[Supplied entries]
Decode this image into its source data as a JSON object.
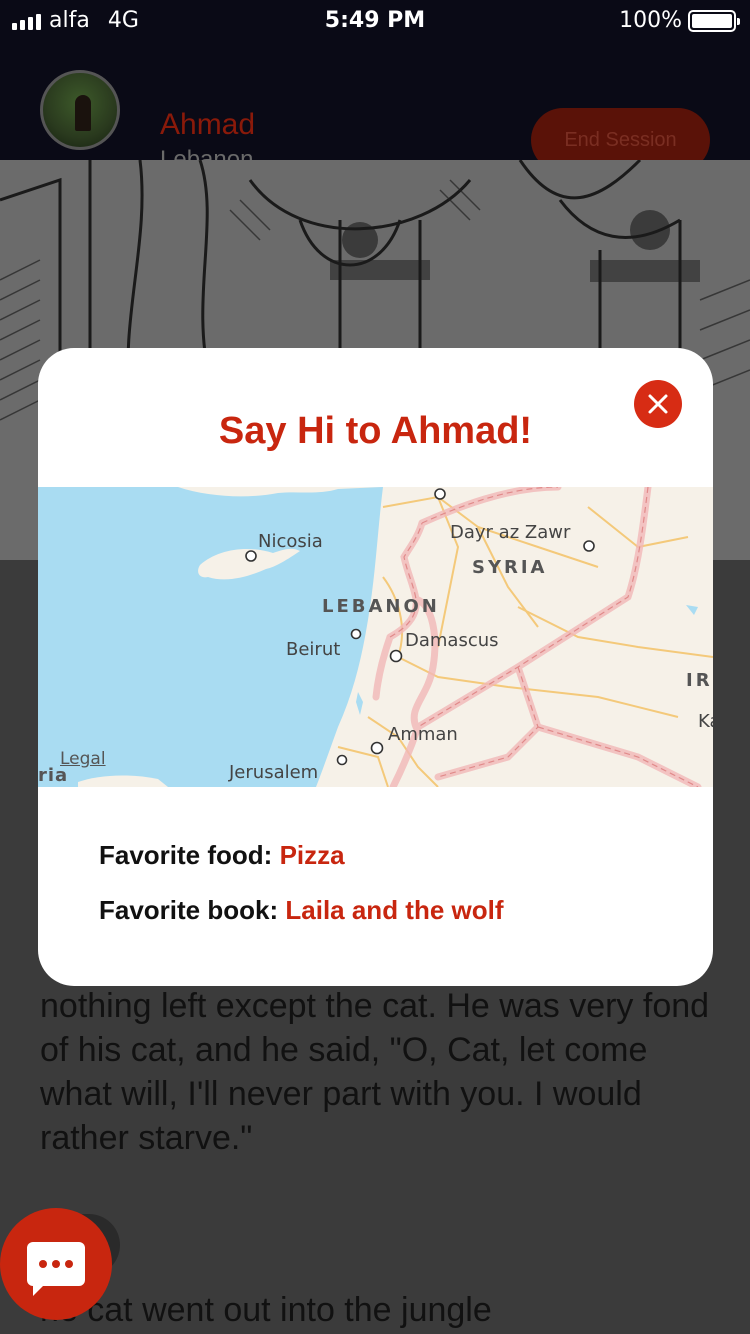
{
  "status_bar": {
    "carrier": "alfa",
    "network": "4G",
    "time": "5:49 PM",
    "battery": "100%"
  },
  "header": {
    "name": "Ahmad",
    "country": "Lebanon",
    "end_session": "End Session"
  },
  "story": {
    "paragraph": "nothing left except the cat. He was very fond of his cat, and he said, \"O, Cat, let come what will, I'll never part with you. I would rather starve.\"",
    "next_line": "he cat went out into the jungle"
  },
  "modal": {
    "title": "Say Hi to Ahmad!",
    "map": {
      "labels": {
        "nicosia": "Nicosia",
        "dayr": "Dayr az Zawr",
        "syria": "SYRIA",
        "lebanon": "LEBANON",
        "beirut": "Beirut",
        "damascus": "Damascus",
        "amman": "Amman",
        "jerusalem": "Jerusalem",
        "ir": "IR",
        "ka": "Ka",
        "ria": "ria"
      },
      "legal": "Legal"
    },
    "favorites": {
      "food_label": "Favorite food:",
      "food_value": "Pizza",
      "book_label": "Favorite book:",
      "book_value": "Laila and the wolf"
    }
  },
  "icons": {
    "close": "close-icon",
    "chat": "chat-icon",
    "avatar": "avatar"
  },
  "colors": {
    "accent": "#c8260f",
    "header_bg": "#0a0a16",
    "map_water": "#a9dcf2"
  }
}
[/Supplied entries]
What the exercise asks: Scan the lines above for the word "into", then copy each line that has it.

Response to the exercise:
Decode this image into its source data as a JSON object.
    "next_line": "he cat went out into the jungle"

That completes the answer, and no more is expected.